New research released by Inmarsat, conducted by the London School of Economics (LSE) has revealed how younger passengers could drive a change in the way we shop in the air. According to the research, Generation Z is set to make up some 1.2bn fliers by 2028. This generation prefers to shop last minute and, in combination with a robust inflight WiFi product, presents a unique opportunity to airlines around the world.
The rise of Generation Z fliers
In case you’re unclear on the nomenclature, Gen Z is the next cohort after millennials. They are sometimes also called the iGen, the Net Gen or even Neo-Digital Natives. To sum them up, these are the guys who can’t remember a time when the internet didn’t exist, who grew up interacting with technology and who are a key target market for airlines.
Gen Z were born from 1997 onwards, and reached adulthood during the second decade of the 2000s. Right now, they are the DINKYs, the guys with all the disposable income and the people who value experiences over material possessions. As such, Gen Z love to travel, and often have the cash to do so. As such, they are destined to play a key role in the evolution of aviation going forward.
In fact, the LSE research suggests that Gen Z will become the biggest group of airline fliers over the coming decade. By 2028, 1.2bn will be flying every year, making them of huge importance to the future strategies of airlines.
What does Gen Z want?
We already have a good idea of one of the things Gen Z is keen to have while traveling, and that’s connectivity. The idea of being on a plane for several hours with no opportunity to Insta-share their lives is a terrifying prospect. As such, inflight WiFi is moving forward in leaps and bounds to satisfy the needs of both these and the other passengers who want to stay connected.
However, there’s another way in which Gen Z could serve to influence the future of travel. According to Inmarsat and the LSE, Gen Z prefers to shop last minute. The research looked at purchasing decisions made during three key points of travel – a week or more before the trip, in the days before the trip and on arrival at the destination.
Gen Z were far and away the most likely generation to delay the purchase of products and services for their trip until there were only days left to go. This, says LSE and Inmarsat, presents a significant opportunity for airlines to boost ancillary revenue.
How can airlines capitalize on this?
Within the research, Inmarsat and the LSE discovered that 70% of Gen Z and Millennials would delay making arrangements for their trip if they knew there would be a reliable WiFi connection on board. Currently, only around one in ten passengers make a duty free purchase on board, but with the growing trend for last minute spending, this could be about to change.

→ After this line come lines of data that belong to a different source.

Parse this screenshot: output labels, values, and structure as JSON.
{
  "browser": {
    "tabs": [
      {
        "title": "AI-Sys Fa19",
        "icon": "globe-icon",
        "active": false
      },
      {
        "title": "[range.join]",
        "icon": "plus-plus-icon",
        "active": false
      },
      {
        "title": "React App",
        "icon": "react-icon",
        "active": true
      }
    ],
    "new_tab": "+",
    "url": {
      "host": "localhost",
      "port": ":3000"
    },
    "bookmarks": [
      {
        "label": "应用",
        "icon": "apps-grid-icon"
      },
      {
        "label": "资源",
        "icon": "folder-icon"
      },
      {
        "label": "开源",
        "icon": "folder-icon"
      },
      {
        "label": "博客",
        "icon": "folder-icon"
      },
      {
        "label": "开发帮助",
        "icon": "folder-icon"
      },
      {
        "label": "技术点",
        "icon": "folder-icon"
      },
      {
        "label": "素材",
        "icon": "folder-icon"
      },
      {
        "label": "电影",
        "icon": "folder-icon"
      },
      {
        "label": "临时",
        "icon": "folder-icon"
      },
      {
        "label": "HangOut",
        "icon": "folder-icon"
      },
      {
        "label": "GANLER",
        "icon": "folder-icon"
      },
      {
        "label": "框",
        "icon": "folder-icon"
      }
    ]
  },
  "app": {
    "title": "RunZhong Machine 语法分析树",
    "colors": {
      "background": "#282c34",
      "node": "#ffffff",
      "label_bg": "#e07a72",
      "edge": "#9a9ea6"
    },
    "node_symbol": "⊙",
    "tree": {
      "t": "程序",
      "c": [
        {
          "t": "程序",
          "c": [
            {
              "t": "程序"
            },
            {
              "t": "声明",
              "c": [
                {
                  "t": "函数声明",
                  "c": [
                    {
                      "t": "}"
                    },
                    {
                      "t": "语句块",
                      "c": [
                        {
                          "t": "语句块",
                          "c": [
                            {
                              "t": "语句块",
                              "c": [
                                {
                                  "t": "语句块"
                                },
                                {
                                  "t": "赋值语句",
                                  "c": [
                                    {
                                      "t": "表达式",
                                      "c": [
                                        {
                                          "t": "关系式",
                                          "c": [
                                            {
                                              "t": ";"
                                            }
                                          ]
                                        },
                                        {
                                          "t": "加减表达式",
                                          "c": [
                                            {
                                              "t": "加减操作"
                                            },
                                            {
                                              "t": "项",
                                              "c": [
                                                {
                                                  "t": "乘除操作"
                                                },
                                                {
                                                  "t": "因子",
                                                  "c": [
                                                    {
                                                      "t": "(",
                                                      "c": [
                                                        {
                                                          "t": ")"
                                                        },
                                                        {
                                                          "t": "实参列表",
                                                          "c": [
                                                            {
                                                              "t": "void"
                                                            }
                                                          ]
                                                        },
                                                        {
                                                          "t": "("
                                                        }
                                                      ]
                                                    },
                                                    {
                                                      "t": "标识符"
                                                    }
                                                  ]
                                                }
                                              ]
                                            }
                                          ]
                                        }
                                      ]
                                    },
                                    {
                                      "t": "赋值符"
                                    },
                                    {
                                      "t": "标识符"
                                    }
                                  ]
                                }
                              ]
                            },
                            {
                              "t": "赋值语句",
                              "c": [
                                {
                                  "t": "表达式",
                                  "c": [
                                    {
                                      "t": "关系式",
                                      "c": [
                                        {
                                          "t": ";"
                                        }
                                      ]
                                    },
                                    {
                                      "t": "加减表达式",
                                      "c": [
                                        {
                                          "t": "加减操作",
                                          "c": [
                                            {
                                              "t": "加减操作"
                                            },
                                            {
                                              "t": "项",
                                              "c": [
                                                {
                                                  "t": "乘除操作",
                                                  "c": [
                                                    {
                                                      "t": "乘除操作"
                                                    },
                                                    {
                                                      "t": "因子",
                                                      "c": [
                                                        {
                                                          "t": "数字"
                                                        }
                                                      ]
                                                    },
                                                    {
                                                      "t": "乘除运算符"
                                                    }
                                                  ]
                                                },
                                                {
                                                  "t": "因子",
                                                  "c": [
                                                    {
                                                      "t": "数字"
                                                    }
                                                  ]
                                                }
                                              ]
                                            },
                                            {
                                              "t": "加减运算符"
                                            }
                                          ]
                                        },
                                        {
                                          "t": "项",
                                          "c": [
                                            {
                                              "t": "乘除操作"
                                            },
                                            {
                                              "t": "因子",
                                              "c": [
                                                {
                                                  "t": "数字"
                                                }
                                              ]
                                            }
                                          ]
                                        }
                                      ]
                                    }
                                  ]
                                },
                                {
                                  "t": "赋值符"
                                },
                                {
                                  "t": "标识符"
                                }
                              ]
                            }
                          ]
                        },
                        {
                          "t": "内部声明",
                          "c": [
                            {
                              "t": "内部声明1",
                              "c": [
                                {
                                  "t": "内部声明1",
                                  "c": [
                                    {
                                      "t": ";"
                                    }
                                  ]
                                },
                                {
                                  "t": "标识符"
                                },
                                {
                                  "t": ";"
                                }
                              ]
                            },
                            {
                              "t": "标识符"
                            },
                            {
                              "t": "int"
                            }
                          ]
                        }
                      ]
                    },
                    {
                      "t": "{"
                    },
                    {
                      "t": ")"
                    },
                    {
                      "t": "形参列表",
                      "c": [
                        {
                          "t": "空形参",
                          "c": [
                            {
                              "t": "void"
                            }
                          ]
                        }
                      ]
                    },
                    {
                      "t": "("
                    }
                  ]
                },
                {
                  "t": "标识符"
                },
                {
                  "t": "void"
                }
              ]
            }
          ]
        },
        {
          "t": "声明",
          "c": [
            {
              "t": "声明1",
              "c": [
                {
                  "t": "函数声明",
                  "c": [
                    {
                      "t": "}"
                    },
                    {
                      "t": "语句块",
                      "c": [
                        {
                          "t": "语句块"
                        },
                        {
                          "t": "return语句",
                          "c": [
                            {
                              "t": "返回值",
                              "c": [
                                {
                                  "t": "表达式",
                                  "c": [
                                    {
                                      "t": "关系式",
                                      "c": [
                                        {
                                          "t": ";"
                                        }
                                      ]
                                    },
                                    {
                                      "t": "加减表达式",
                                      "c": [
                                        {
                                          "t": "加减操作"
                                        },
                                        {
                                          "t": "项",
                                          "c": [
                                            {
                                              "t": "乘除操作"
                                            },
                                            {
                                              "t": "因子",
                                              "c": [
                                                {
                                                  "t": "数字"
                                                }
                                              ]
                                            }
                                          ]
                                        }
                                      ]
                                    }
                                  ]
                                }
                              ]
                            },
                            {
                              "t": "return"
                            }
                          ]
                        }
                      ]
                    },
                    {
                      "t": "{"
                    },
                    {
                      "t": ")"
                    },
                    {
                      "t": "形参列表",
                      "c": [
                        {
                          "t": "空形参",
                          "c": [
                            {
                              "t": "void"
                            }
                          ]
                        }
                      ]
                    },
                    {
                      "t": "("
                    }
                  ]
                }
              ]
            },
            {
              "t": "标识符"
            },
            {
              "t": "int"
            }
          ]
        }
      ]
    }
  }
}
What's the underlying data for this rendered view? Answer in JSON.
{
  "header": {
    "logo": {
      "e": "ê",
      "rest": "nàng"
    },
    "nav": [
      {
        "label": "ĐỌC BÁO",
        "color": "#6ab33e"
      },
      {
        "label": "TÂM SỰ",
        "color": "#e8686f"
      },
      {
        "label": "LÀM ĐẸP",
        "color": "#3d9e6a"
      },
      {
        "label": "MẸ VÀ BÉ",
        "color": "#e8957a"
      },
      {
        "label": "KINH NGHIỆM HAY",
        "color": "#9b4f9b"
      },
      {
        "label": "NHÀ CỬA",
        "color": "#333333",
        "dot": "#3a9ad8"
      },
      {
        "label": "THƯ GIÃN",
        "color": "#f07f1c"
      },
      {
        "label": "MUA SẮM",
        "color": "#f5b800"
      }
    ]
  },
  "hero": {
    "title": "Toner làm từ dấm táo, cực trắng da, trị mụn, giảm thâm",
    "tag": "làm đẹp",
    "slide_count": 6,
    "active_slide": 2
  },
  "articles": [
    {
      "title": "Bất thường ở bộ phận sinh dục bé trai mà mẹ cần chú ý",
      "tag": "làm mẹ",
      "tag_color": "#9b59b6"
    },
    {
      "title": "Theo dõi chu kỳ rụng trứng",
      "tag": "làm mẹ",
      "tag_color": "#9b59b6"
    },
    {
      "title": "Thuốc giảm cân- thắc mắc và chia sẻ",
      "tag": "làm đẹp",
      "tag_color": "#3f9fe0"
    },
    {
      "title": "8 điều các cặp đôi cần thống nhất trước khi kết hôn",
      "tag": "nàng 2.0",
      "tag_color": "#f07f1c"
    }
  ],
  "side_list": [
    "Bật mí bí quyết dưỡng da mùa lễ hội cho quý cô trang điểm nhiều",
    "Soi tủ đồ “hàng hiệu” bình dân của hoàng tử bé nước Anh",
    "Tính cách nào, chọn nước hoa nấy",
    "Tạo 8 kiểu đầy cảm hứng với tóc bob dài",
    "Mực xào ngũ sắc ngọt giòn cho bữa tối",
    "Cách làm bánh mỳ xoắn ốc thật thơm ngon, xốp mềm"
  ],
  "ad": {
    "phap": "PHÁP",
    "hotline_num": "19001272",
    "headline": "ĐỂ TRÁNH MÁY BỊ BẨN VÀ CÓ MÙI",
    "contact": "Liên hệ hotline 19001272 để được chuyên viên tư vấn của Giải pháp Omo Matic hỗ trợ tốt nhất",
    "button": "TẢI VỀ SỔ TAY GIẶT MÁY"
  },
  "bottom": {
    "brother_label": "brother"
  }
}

And it doesn’t mean airlines will need to carry huge stocks of products either. With a robust delivery mechanism in place, passengers could order what they need on their way to the destination, and have it delivered to their hotel room by the time they check in.
Dr Alexander Grous (B. Ec, MBA, M.Com, MA, PhD.), Department of Media and Communications (LSE) and author of the research, said,
“Having grown up in a digital world with connectivity at their fingertips, more often than not Gen Z make last minute decisions when it comes to travel planning and preparation. This behavioural shift presents an exciting opportunity for airlines to strike innovative partnerships with global and local retailers that extend the possibilities of inflight spending.”
If inflight spending really does change in this way, it presents a unique and exciting opportunity for airlines to get on board. Earning commissions from sales could serve to not only offset the cost of providing WiFi to passengers, but could also generate substantial ancillary revenue too. Philip Balaam, President, Inmarsat Aviation echoed this sentiment, saying,
“If passengers reject traditional purchase channels in favour of inflight spending to the extent that this suggests in the next decade, the implications for airlines and retailers would be huge. We may be on the verge of a habitual shift in travel spending, much like the movement from offline to online purchasing witnessed on the ground in the last decade.”